MEMPHIS, Tennessee — All the big names from Bjorn Borg, Jimmy Connors and John McEnroe to Pete Sampras, Michael Chang and Andy Roddick are on the list of past champions.
Now Kei Nishikori of Japan stands alone as Memphis' first three-peat champ.
Nishikori became the first man to win three straight Memphis Open titles, beating South African Kevin Anderson 6-4, 6-4 in the final Sunday.
"It's (an) amazing feeling because nobody ever done this before at this tournament, so it's something special," Nishikori said. "But, you know, I think I have to do better to keep this, and hopefully I can keep going."
Nishikori improved to 13-1 at the indoor tournament, where Connors, Tommy Haas and Todd Martin failed to string together three straight titles. Now only Connors has more championships at The Racquet Club than Nishikori, who is tied with Haas and Roddick at three apiece.
"I think I am going to move here soon," Nishikori said before accepting his guitar trophy.

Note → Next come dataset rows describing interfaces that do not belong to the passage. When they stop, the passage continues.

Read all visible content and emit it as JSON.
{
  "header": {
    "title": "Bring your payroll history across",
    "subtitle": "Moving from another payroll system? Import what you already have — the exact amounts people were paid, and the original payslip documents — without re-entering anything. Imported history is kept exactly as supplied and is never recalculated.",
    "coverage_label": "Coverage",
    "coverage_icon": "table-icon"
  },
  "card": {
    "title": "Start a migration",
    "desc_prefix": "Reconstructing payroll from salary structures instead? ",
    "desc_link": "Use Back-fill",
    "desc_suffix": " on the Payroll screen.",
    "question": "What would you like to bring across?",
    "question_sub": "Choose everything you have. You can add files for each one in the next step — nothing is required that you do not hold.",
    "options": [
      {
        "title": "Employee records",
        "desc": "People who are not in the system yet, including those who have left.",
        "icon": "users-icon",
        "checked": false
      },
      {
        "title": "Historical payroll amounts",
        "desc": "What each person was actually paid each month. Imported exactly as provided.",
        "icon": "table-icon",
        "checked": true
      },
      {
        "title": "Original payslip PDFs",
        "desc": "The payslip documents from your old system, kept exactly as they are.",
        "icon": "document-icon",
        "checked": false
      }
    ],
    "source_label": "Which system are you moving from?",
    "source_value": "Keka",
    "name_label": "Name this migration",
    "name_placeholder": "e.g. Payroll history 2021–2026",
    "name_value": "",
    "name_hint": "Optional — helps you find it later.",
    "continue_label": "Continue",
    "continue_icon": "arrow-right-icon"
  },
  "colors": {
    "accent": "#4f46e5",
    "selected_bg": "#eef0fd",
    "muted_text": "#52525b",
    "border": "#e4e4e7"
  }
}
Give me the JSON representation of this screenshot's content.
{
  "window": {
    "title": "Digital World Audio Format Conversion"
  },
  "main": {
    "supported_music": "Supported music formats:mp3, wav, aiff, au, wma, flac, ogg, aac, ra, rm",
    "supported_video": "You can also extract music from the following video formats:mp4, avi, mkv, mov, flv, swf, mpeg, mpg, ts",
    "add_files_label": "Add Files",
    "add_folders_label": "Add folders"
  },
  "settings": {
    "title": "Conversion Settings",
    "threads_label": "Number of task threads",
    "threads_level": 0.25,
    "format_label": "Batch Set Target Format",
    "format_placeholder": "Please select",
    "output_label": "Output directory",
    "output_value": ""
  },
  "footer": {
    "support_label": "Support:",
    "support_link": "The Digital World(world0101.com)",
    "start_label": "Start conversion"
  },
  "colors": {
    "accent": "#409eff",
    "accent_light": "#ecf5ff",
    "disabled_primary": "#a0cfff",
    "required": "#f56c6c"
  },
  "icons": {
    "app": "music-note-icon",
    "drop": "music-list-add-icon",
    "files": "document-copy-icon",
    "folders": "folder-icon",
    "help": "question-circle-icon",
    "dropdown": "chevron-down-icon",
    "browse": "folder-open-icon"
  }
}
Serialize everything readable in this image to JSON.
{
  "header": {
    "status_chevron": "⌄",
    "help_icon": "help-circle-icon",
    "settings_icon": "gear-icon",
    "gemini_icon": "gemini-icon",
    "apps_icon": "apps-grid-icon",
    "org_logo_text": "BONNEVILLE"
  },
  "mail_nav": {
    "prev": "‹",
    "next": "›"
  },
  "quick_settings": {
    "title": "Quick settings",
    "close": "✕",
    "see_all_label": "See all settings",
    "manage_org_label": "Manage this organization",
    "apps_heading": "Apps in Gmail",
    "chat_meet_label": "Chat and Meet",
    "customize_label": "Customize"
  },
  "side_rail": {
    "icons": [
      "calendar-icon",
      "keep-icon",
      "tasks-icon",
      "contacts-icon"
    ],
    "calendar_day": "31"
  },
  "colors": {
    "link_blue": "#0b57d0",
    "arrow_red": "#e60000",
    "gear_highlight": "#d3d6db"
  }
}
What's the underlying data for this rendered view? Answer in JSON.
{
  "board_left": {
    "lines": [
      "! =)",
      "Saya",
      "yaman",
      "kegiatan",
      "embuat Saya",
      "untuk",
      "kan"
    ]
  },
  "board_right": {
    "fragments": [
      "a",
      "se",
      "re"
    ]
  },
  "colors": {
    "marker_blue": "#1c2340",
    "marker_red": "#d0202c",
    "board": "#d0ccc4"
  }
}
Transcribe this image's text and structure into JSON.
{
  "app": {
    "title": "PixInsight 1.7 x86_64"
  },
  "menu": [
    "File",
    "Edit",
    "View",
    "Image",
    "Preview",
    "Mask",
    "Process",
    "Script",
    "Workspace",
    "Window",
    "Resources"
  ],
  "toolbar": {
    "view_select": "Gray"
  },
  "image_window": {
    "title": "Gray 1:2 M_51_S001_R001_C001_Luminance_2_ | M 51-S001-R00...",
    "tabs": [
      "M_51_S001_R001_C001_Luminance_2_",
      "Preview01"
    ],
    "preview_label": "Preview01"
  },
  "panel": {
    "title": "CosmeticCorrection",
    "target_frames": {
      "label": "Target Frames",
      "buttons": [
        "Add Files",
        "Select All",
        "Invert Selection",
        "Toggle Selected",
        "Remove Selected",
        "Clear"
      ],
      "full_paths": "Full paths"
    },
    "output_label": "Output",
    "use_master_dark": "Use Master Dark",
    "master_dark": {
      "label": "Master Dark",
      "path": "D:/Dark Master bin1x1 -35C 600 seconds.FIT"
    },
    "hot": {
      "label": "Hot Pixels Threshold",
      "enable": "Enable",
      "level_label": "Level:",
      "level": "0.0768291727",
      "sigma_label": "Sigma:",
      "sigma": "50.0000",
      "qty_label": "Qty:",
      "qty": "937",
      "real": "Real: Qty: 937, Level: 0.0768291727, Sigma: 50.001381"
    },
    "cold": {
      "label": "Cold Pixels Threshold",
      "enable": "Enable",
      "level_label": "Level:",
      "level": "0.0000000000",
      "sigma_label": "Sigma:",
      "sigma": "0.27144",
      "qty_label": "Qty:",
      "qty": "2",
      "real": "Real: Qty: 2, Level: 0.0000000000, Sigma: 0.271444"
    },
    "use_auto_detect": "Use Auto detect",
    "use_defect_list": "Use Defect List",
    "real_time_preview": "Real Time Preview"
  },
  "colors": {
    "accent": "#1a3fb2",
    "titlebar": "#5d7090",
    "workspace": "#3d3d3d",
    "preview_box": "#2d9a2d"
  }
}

The fifth-ranked Nishikori won his eighth career ATP title and first since Tokyo last year. He needed only 76 minutes to beat the second-seeded Anderson despite playing with a sore right wrist and a blister on his left pinkie toe. He got his left thumb taped during the first set before taking the $106,565 winner's check.
Mariusz Fyrstenberg of Poland and Santiago Gonzalez of Mexico won the doubles title, beating Artem Sitak of New Zealand and American Donald Young 5-7, 7-6 (1), 10-8.
Nishikori, the U.S. Open runner-up, now is 10-2 this year.
"I think it's a great start for the year and like last year, so really happy to (do) this three times in a row," Nishikori said.
Haas won the titles in 2006 and '07 but lost in the second round in 2008, while Martin went back-to-back in 1994-95 only to drop the 1996 final to Pete Sampras.
Connors lost to John McEnroe in the 1980 final and to Brad Gilbert in the 1986 quarterfinals.
This also is the first time Nishikori has won the same event three consecutive years. He was happiest at playing his best match of the tournament, picking his moments to jump on shots.
"Played really solid from the baseline, I think, and returned really well, especially his second serve," Nishikori said. "I was making everything, and that's why I could break a couple times."
Anderson now has lost six straight finals, still looking for his third career title and first since Delray Beach in 2012. He actually practices regularly with Nishikori, including at the start of this week, and Anderson said the champ is playing much more aggressively from the baseline with speed that allows him to reach so many balls.
The 6-foot-8 Anderson with the booming serve now is 7-14 against top-five opponents.
"That's a good eye opener for me, just the level of tennis, and definitely, I think, gives me some motivation and belief that definitely ... I feel it's there," Anderson said. "It just needs more time."
Nishikori broke Anderson to go up 5-4 then served out the first set in 38 minutes for the fast start that had eluded him in Memphis. He dropped the opening set of each previous match here this week.
"He didn't make it easy, so I have to give credit to him," Anderson said. "I think he came out played a really solid match. I felt I played a couple of really loose games, especially in that first set."
Nishikori broke Anderson with a backhand passing shot he celebrated with a big fist pump to go up 3-2 in the second. Nishikori served it out, though Anderson pushed him to deuce in the set's 10th game before the South African finally hit a forehand wide on Nishikori's fourth championship point.